▸ **Your goal**:
Where the string "Realtek" appears in a line of the data, show that line.

▸ **Working data**:
⁂

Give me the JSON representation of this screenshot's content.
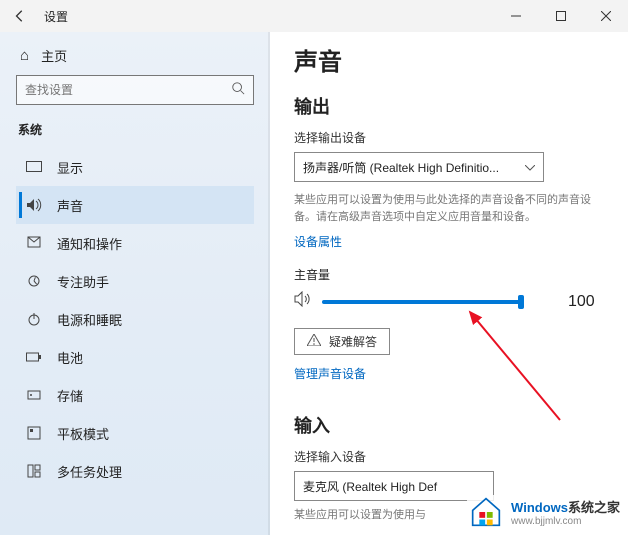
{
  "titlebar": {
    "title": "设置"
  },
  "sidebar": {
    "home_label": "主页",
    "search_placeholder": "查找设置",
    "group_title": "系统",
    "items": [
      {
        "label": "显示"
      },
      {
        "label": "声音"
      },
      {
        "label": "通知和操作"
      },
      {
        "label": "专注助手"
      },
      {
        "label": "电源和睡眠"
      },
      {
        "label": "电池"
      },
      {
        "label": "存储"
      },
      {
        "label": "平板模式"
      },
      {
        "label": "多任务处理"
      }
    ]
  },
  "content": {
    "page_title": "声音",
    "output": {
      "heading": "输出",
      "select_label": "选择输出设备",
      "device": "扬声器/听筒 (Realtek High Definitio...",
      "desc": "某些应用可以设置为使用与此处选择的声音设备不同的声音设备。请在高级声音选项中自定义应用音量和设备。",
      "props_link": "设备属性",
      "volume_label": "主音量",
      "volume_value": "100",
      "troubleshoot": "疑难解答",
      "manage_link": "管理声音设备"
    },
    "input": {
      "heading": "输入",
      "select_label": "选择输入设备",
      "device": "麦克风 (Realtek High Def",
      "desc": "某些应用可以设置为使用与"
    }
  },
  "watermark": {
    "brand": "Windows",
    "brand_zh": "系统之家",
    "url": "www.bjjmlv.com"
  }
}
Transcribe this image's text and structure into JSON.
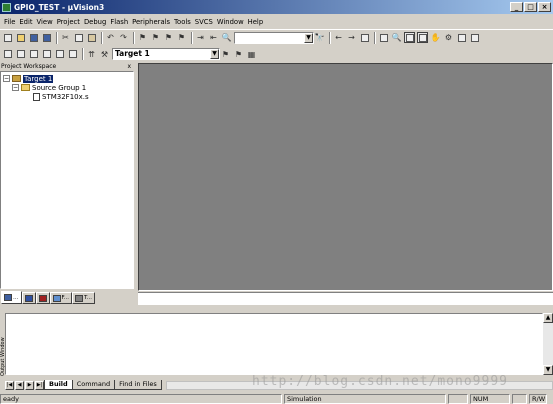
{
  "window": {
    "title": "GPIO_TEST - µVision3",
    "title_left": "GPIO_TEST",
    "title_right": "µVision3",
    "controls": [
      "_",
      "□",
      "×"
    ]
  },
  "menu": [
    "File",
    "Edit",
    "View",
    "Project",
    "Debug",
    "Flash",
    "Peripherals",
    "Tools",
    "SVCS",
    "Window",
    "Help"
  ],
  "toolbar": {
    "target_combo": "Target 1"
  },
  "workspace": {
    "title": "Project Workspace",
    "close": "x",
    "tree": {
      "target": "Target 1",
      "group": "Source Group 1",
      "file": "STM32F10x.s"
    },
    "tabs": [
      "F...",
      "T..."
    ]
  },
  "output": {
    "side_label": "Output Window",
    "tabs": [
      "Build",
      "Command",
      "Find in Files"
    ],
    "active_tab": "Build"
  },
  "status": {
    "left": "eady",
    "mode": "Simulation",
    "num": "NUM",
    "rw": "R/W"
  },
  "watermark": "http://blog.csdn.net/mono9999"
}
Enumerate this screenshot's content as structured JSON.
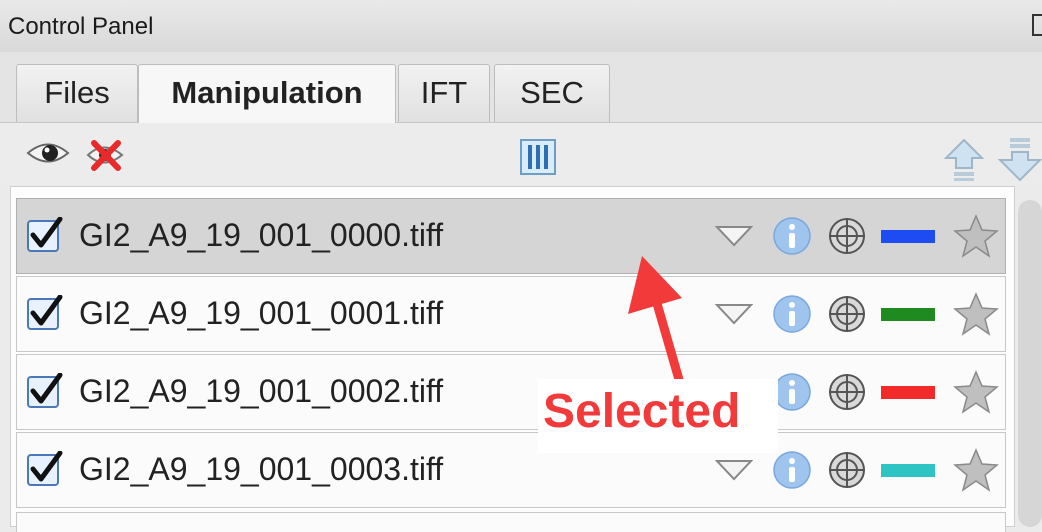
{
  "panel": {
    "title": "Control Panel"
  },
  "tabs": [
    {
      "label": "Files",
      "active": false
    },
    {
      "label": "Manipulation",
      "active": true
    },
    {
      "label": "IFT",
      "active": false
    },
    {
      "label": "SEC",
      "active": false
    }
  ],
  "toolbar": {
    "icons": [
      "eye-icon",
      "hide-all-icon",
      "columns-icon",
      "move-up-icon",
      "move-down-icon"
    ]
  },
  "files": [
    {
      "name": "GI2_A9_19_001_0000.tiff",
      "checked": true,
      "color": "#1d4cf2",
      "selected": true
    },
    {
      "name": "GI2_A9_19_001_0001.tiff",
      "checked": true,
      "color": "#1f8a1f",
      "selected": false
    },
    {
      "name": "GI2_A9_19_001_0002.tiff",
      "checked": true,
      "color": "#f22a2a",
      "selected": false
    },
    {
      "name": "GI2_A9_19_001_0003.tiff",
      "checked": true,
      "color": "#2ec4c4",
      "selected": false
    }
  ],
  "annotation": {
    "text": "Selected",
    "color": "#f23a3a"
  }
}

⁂

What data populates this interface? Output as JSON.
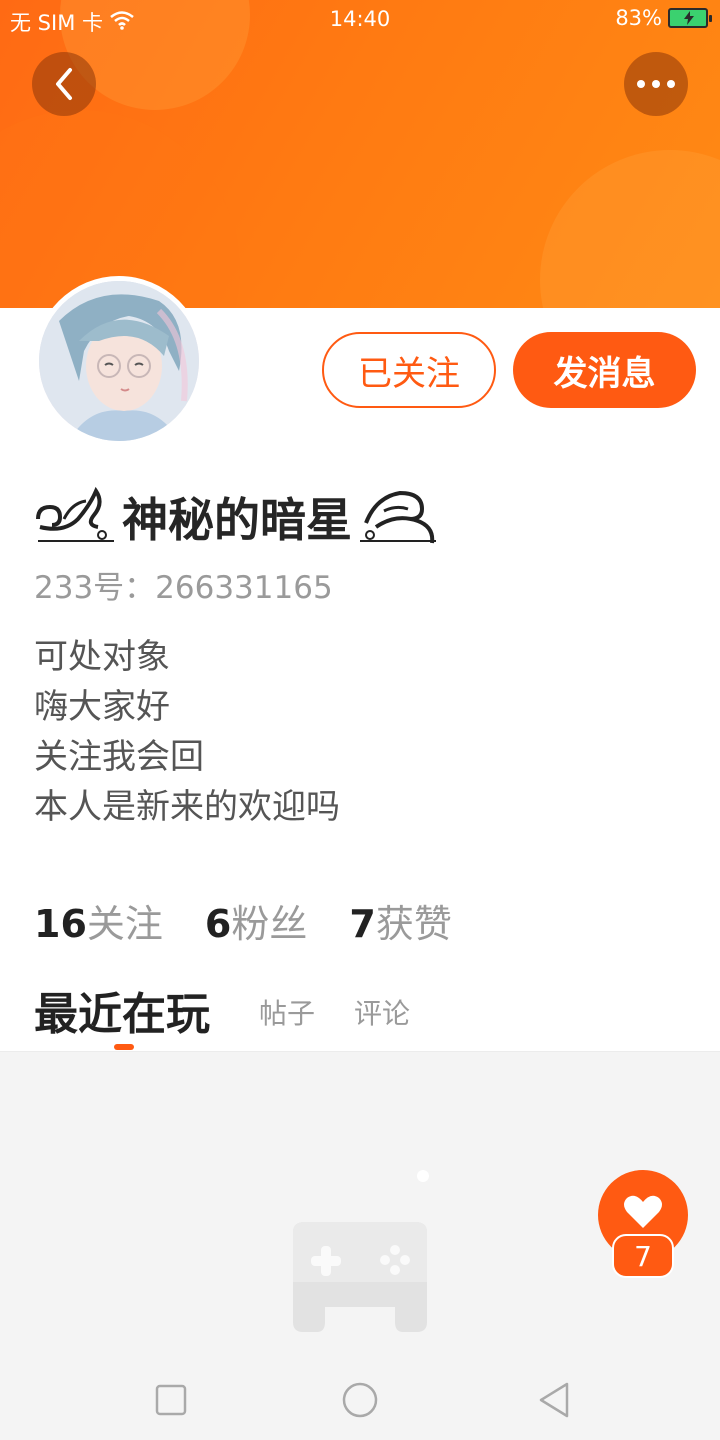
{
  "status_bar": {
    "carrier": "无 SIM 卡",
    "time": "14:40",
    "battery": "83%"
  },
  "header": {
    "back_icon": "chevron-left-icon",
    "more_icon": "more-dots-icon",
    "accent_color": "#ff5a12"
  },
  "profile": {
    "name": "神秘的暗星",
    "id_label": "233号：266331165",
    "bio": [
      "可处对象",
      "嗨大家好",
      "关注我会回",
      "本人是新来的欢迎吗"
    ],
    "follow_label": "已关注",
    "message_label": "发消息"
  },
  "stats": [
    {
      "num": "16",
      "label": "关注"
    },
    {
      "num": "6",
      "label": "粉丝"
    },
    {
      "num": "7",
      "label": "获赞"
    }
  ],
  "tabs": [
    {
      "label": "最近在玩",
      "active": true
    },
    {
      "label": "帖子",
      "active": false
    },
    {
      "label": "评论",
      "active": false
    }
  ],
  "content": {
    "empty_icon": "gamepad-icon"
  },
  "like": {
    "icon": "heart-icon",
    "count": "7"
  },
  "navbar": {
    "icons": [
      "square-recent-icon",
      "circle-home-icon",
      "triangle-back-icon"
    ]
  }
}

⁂

▸ **Response to this exercise**:
      "device": "扬声器/听筒 (Realtek High Definitio...",
      "device": "麦克风 (Realtek High Def",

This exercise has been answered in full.